This double cast has not been without challenges, but it has led to great collaboration. “It’s always more tricky double-casting a show. You often end up with fewer rehearsals because your time is spent divided among two instead of just one,” he said. “But on the flip side, I also find that while I end up often having to give the same notes twice … the casts can also often learn from each other and glean what works best or improve their performance based on that their counterparts are doing.”
Other collaborations occurred between director Hsieh and the producers at SIS, due to Hsieh’s heavy commitments to two other concurrent productions. “There were several run-throughs which were videotapes for me to watch later,” he said, “and I was lucky to have the trust and talents of the producers to rely on to work on certain elements in my stead.”
Beyond that, the SIS producers teamed up with the new INScape Arts Center space to highlight Lim’s theme of immigration. “The idea first came when, back in 2010, I went on the first open house tour for the new INScape Arts Center, where Seattle’s immigration center known as the INS Building had been reconverted into arts spaces,” said SIS producer Kathy Hsieh (and sister to director David Hsieh). “As I was walking through the halls, I could feel the history of the building and thought it would be great to do a play about immigration in the building.”
As she continued to tour the new space, producer Hsieh felt a flash of inspiration. “I came upon the outdoor courtyard at INScape—it’s an enclosed exterior space on the second floor of the building and the only place where those detained at the center were allowed to get fresh air and some exercise,” she said. “A scene from the play Paper Angels by Genny Lim flashed in my head.”

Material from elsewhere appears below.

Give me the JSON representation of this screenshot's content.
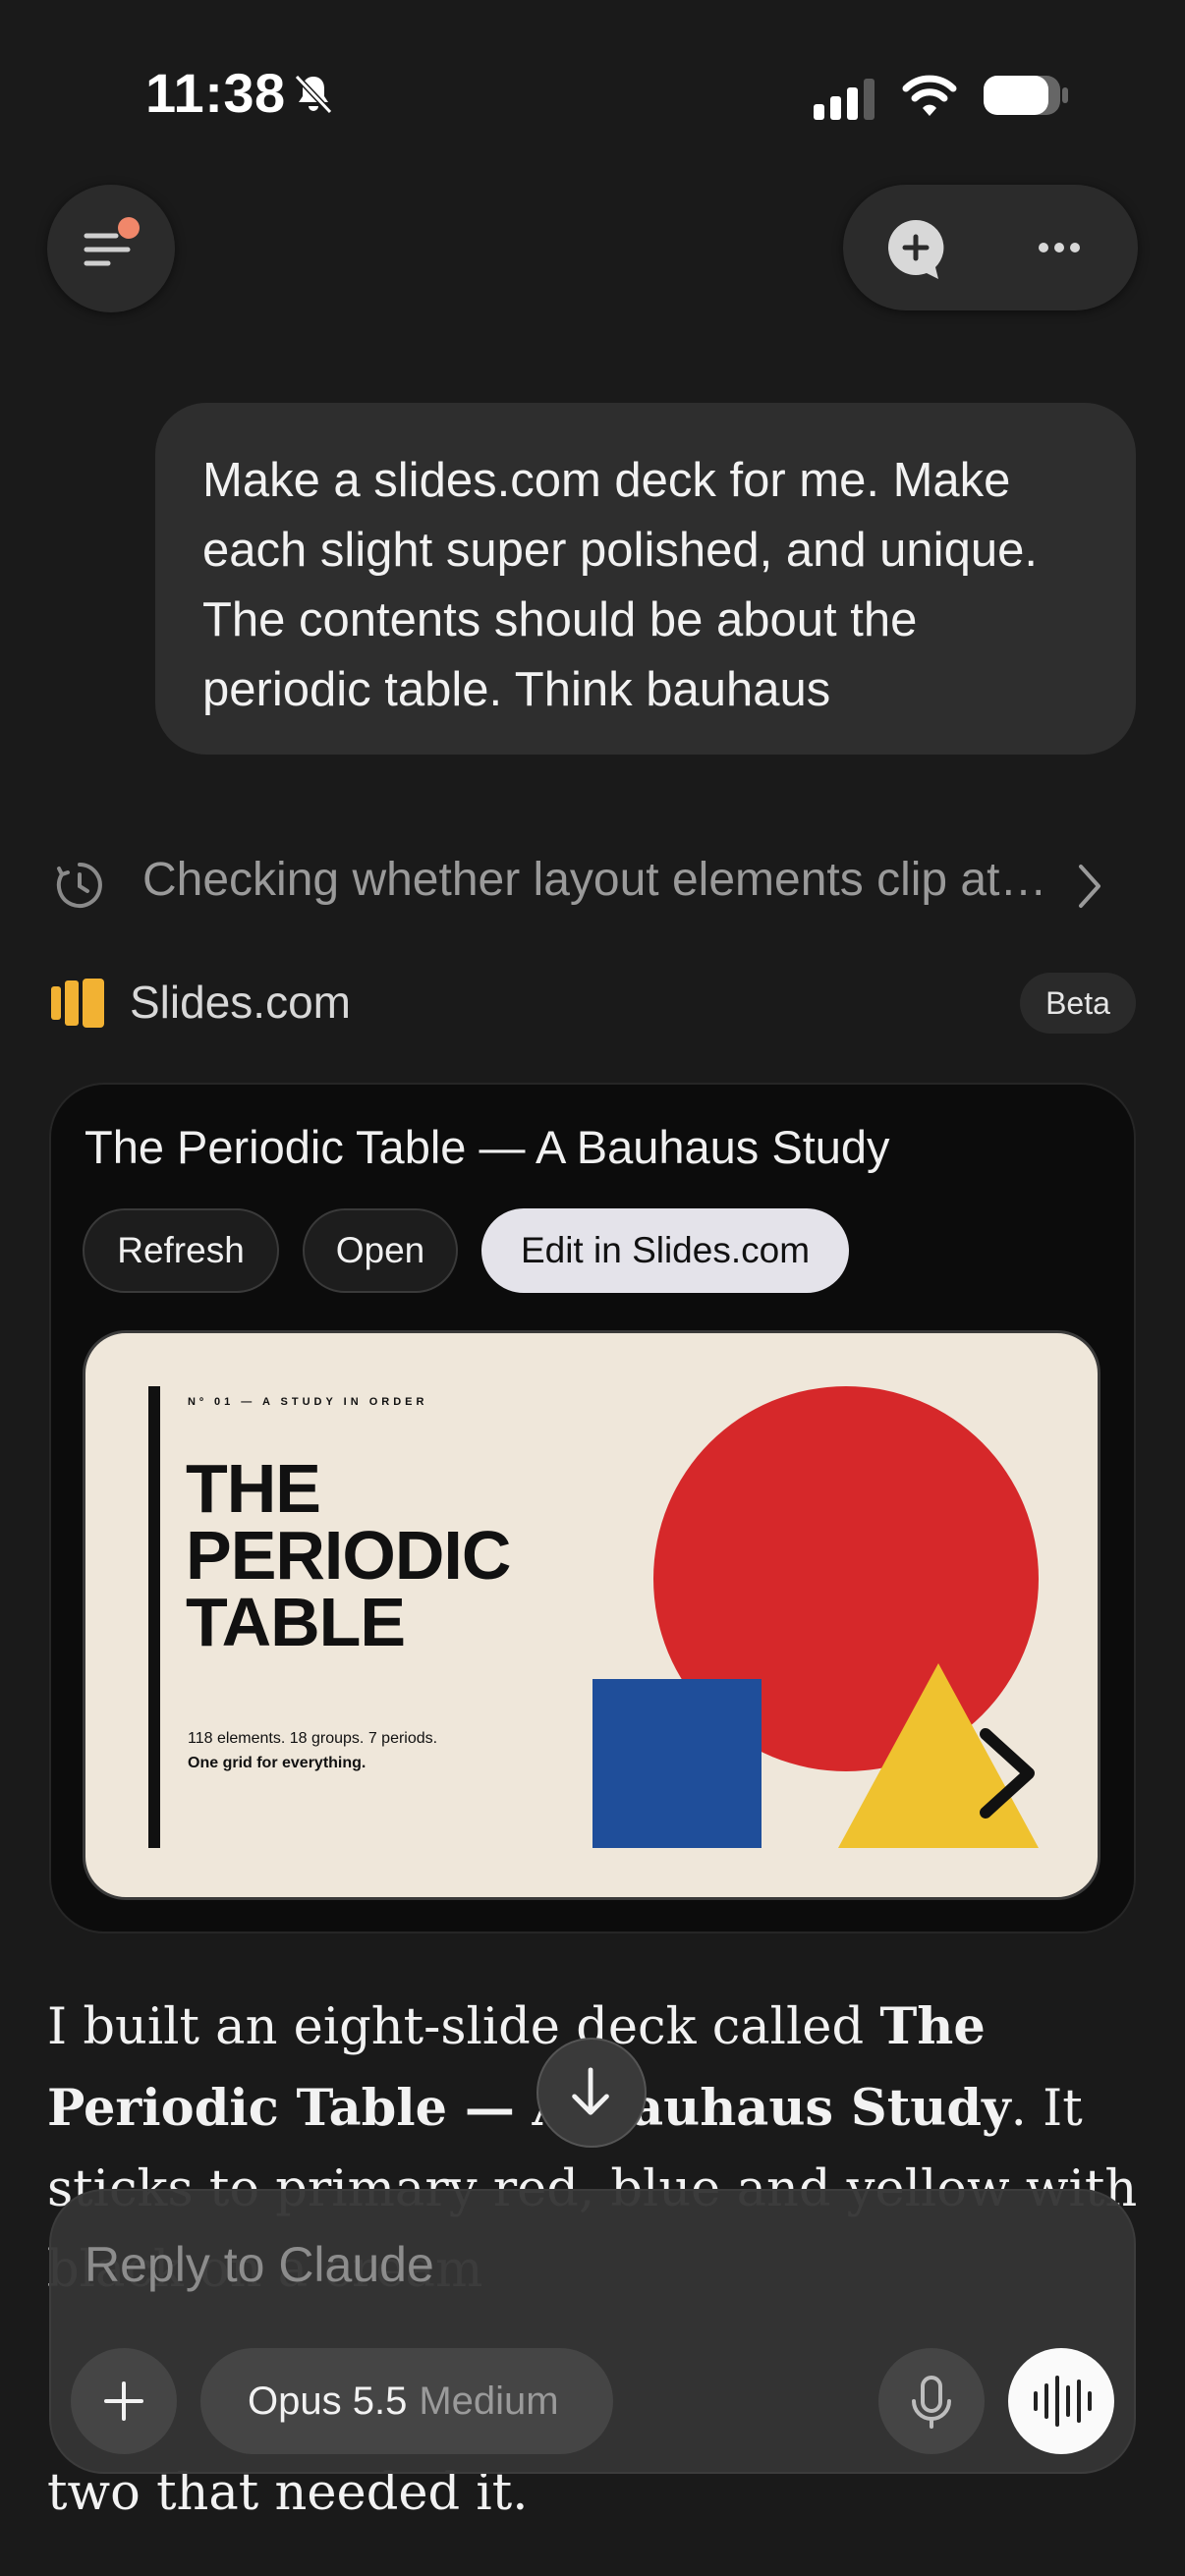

After sharing her idea with the other SIS producers, their artistic team explored the project further. “Our Literary Manager, Roger Tang—having produced the local student production decades ago—was able to get a hold of Genny Lim to inquire about doing the show and she’s been incredibly gracious,” producer Hsieh said.
Kathy Hsieh explains that the logic behind the double-casting and the wider community collaborations is to expand the outreach of Paper Angels as much as possible. “We thought, if we ever did Paper Angels, we should do it with the possibility of being able to tour it in mind,” Hsieh said. “This would mean double-casting the show so that, between all the actors, we might be able to pull one cast together for any tour.”
To test that idea, SIS has performed the show in Tacoma before bringing it to Seattle for the latter half of August, and they are actively seeking additional opportunities. “We and the cast are still looking for colleges and other groups that may be interested in booking the show,” she said, welcoming interested parties to contact SIS Productions directly.
While Lim is unable to attend SIS’ Seattle production, she has fond memories of the 1983 production of the play by the Asian Theater Group at the Ethnic Cultural Center in Seattle’s University District and would welcome a new life for the play. “I would be very curious to see how the production looks today,” Lim said.
Lim also has aspirations to continue her work in theatre. “I would like to write another play, possibly trying to tie the connective threads among the oppressed and occupied of the world,” she said. “There’s a common theme that underlies the seemingly unrelated man-made phenomena of Gaza and Ferguson, Tibet and Afghanistan, etc. It’s still too big and broad for me to wrap my head around as yet.”
However, Lim expressed an interest in seeing a revival of Asian American theatre nationwide, and adding her voice may help this goal come to fruition. “I’d like to find the through-line,” she said.
‘Paper Angels’ runs from August 20 to 31 at INScape Arts Center, 815 Seattle Boulevard South, Seattle. For more information, visit celebr8women.wordpress.com/events-2/paper-angels.